Are you looking for some ways to work better with your clients? Would you like some ideas to help couples improve their relationships?
Love, Pat, EdD, LMFT and Eva Berlander, Ph.D provided some valuable guidance in their talk about “The Power of the Therapeutic Contract” at the 2016 Psychotherapy Networker Symposium.
To dramatically boost your success with clients, they recommend that you:
- Make a therapeutic contract
- Focus on what works
- Create a receiving place
Establish a Therapeutic Contract
The therapeutic contract/agreement has three main components:
- How Can You Help?
- Ask your client(s) to spell this out in positive, measurable and specific terms.
- Ask for an example of it. What would it look like? What would your partner do? And if your partner did that, what would that feel like or inside of you? In this way, you won’t misinterpret it and the client’s partner can’t get it wrong if he/she does it.
- Ask clients how they stop themselves from getting what they want.
- Bring the client/couple into congruence with what they say they want.
- This entails helping them be in a receiving place to accept what it is that they want.
It is best to create a therapeutic contract from the very beginning of your work with your clients. This will hold you accountable, clarify their expectations and set their goals in a clear and achievable manner. This approach, in turn, will help you build rapport and increase your ability to deliver superior outcomes for your clients.
Focus on What Works
When couples come in, they will typically come in focusing on all the problems that are troubling them. Those same issues have become the focal point of their relationship and their conversations at home.
Love and Berlander note that life (and each problem) has many sides to it and that if you just focus on your clients’ problems, they will typically grow and your clients will get stuck in those problems.
However, by focusing on what is and has gone well for your clients, you can start to help them connect and improve their relationships.
Love and Berlander read the following passage from their book, “You’re tearing us apart: Twenty ways we wreck our relationships and strategies to repair them” (2015):
“If you only knew how hurtful it is when you criticize me. No matter what I do, nothing ever seems good enough. Every day I work as hard as I can to contribute to our relationship, but instead of a welcome smile or a little appreciation, what I get is your displeasure and ultimately more complaints. Truthfully, when you are around I have to brace myself because somehow you have the ability to turn the most positive conversation into a criticism. It’s discouraging when other people recognize all the good things I do, but you—the one I love most and the reason behind everything I do—can recall only those things I didn’t do. I try and try to please you, never getting a “thank you” or praise for what I do right. As soon as I do something wrong in your eyes, I hear about it, not just once, but time and time again. I feel like you never see what I do, only what I don’t do. It’s so difficult for me to keep trying when you continually point out how I have failed. It saddens me that what I do isn’t good enough in your eyes. I think we have a good life full of positives, but what I hear most from you is negatives. This burden grows heavier the longer we are together. “

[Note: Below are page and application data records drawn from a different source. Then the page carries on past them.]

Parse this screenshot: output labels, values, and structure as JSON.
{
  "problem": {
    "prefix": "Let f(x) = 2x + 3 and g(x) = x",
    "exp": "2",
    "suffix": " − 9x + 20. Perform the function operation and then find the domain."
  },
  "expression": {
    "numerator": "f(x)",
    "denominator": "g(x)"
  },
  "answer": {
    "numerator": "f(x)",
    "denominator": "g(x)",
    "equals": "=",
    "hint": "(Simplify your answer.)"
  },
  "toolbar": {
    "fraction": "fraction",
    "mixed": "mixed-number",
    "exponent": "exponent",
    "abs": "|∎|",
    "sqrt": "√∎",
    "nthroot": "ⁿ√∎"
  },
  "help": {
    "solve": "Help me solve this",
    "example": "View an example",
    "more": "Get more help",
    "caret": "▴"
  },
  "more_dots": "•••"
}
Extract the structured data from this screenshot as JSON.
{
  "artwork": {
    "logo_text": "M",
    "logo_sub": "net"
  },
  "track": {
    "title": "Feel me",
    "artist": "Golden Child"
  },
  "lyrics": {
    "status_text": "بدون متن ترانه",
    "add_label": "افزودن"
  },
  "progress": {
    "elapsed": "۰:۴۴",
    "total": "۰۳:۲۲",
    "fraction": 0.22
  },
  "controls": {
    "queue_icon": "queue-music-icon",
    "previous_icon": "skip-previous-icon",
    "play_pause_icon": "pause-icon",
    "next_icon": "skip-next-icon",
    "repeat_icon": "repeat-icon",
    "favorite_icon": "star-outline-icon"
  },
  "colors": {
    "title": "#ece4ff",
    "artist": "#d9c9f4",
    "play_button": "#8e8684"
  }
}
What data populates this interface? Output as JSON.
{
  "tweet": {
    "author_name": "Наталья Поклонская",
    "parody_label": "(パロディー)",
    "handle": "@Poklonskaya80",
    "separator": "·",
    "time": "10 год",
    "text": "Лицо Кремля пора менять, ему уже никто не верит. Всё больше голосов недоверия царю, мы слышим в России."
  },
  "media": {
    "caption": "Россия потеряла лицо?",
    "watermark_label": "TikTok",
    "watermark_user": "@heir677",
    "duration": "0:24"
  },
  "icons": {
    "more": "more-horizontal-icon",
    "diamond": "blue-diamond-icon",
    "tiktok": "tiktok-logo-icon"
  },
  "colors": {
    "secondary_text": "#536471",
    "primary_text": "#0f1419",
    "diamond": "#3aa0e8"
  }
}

This excerpt touched many of those in the audience because so many of us are able to identify with the painful feelings expressed with respect to someone important in our lives, and these hurt. We are naturally wired for both connection and protection.
When we, or our clients experience this type of pain from our partners, we employ defensive mechanisms to avoid hurting so much the next time we get criticized. This situation leads us to the necessity of a receiving place, the third critical element for successful couple client work.

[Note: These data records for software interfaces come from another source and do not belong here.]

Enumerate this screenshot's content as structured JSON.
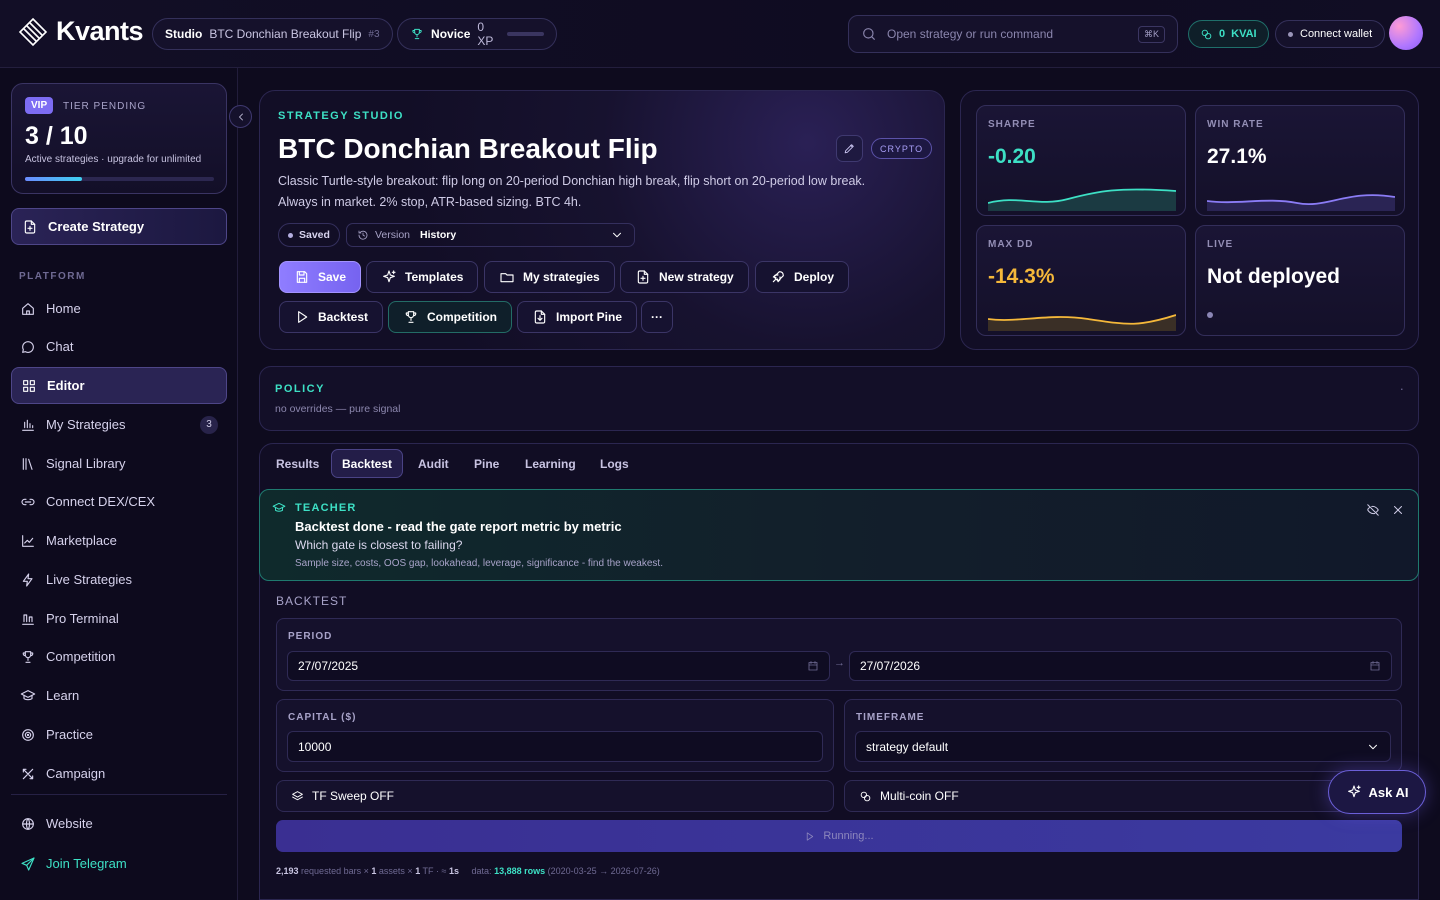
{
  "app": {
    "brand": "Kvants"
  },
  "topbar": {
    "crumb_section": "Studio",
    "crumb_strategy": "BTC Donchian Breakout Flip",
    "crumb_number": "#3",
    "level": "Novice",
    "xp": "0 XP",
    "search_placeholder": "Open strategy or run command",
    "search_shortcut": "⌘K",
    "kvai_balance": "0",
    "kvai_unit": "KVAI",
    "wallet_label": "Connect wallet"
  },
  "sidebar": {
    "vip_badge": "VIP",
    "tier": "TIER PENDING",
    "count": "3 / 10",
    "count_note": "Active strategies · upgrade for unlimited",
    "usage_fraction": 0.3,
    "create_label": "Create Strategy",
    "section_label": "PLATFORM",
    "items": [
      {
        "label": "Home",
        "icon": "home-icon"
      },
      {
        "label": "Chat",
        "icon": "chat-icon"
      },
      {
        "label": "Editor",
        "icon": "grid-icon",
        "active": true
      },
      {
        "label": "My Strategies",
        "icon": "bar-chart-icon",
        "badge": "3"
      },
      {
        "label": "Signal Library",
        "icon": "library-icon"
      },
      {
        "label": "Connect DEX/CEX",
        "icon": "link-icon"
      },
      {
        "label": "Marketplace",
        "icon": "line-chart-icon"
      },
      {
        "label": "Live Strategies",
        "icon": "bolt-icon"
      },
      {
        "label": "Pro Terminal",
        "icon": "terminal-icon"
      },
      {
        "label": "Competition",
        "icon": "trophy-icon"
      },
      {
        "label": "Learn",
        "icon": "graduation-icon"
      },
      {
        "label": "Practice",
        "icon": "target-icon"
      },
      {
        "label": "Campaign",
        "icon": "campaign-icon"
      }
    ],
    "website": "Website",
    "telegram": "Join Telegram"
  },
  "header": {
    "section_label": "STRATEGY STUDIO",
    "title": "BTC Donchian Breakout Flip",
    "category": "CRYPTO",
    "description": "Classic Turtle-style breakout: flip long on 20-period Donchian high break, flip short on 20-period low break. Always in market. 2% stop, ATR-based sizing. BTC 4h.",
    "saved": "Saved",
    "version_label": "Version",
    "version_value": "History",
    "actions": {
      "save": "Save",
      "templates": "Templates",
      "my_strategies": "My strategies",
      "new_strategy": "New strategy",
      "deploy": "Deploy",
      "backtest": "Backtest",
      "competition": "Competition",
      "import_pine": "Import Pine",
      "more": "···"
    }
  },
  "stats": {
    "sharpe": {
      "label": "SHARPE",
      "value": "-0.20",
      "color": "#3de0c5"
    },
    "win_rate": {
      "label": "WIN RATE",
      "value": "27.1%",
      "color": "#ffffff"
    },
    "max_dd": {
      "label": "MAX DD",
      "value": "-14.3%",
      "color": "#f5b83a"
    },
    "live": {
      "label": "LIVE",
      "value": "Not deployed"
    }
  },
  "policy": {
    "label": "POLICY",
    "text": "no overrides — pure signal",
    "dot": "·"
  },
  "tabs": [
    "Results",
    "Backtest",
    "Audit",
    "Pine",
    "Learning",
    "Logs"
  ],
  "active_tab": "Backtest",
  "teacher": {
    "label": "TEACHER",
    "headline": "Backtest done - read the gate report metric by metric",
    "question": "Which gate is closest to failing?",
    "note": "Sample size, costs, OOS gap, lookahead, leverage, significance - find the weakest."
  },
  "backtest": {
    "section_label": "BACKTEST",
    "period_label": "PERIOD",
    "start_date": "27/07/2025",
    "end_date": "27/07/2026",
    "arrow": "→",
    "capital_label": "CAPITAL ($)",
    "capital": "10000",
    "timeframe_label": "TIMEFRAME",
    "timeframe": "strategy default",
    "tf_sweep": "TF Sweep OFF",
    "multi_coin": "Multi-coin OFF",
    "run_status": "Running...",
    "footer": {
      "bars": "2,193",
      "bars_note": "requested bars ×",
      "assets": "1",
      "assets_note": "assets ×",
      "tf": "1",
      "tf_note": "TF · ≈",
      "time": "1s",
      "data_label": "data:",
      "rows": "13,888 rows",
      "range": "(2020-03-25 → 2026-07-26)"
    }
  },
  "ask_ai": "Ask AI"
}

Create a Receiving Place
Research indicates three primary ways for individuals to move from having an insecure to secure attachment. They may:

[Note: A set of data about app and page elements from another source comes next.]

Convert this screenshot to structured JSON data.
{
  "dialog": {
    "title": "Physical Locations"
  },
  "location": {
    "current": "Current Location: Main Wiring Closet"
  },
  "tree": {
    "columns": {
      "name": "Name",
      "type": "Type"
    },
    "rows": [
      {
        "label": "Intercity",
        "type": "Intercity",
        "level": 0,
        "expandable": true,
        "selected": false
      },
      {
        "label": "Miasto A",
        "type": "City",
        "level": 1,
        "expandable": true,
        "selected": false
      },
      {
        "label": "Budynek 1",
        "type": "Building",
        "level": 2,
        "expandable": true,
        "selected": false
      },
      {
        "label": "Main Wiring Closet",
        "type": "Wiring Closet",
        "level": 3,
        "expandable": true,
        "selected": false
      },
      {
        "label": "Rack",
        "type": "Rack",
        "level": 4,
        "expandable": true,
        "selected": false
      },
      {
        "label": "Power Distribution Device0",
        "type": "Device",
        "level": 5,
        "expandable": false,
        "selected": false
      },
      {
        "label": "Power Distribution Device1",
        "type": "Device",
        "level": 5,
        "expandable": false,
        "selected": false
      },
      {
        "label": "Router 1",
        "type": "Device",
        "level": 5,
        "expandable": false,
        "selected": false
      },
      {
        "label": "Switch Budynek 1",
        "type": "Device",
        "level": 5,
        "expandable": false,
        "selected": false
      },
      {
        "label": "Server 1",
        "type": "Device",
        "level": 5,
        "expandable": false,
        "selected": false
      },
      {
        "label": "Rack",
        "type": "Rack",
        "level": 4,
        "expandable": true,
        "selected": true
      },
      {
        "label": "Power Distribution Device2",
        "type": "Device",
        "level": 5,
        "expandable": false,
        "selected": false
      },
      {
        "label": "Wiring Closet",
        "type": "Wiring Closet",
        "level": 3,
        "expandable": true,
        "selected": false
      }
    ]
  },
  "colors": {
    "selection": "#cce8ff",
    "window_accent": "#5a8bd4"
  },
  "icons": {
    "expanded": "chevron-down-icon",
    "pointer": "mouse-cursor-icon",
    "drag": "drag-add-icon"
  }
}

- Have a partner who is secure and stays with them for at least five years
- Have friends
- Be in therapy
Your relationship with your clients (and not a specific modality) is the key to the success of any treatment. You help them by acknowledging and seeing their inner strengths, core values and most precious parts.
To be present for your clients, you need to create within yourself a receiving place inside that is open and available. The challenge lies in the fact that your brain will read or interpret future sequence of events based upon prior sequence of events.
In other words, it is critical to be aware of how your past experience has impacted your view of relationships and your [potentially skewed] expectations of how you expect to be treated, respected and loved.
Berlander gave an example of how she did not know the meaning of relationship safety based upon her experiences growing up. This background meant that she was conveying a sense of fear to her clients. She subsequently went on a journey to learn what safety looks like, in order to integrate this experience within herself and be able to transmit a sense of relationship safety to her clients.
With clients, creating a receiving place for communication is also critical. Pain typically shuts their brains down and makes them emotionally unavailable.
To help your clients’ brains feel open, safe and available to connect, educate them about the science of how our brains work; how we all get stuck in our own problems. This information will help them feel more compassionate toward themselves and take away their shame about getting stuck.
Lastly, highlight the positive, that is, the things that are working between them. This step will help rewire their brains to feel safe and open to reconnecting. Neurons that fire together wire together.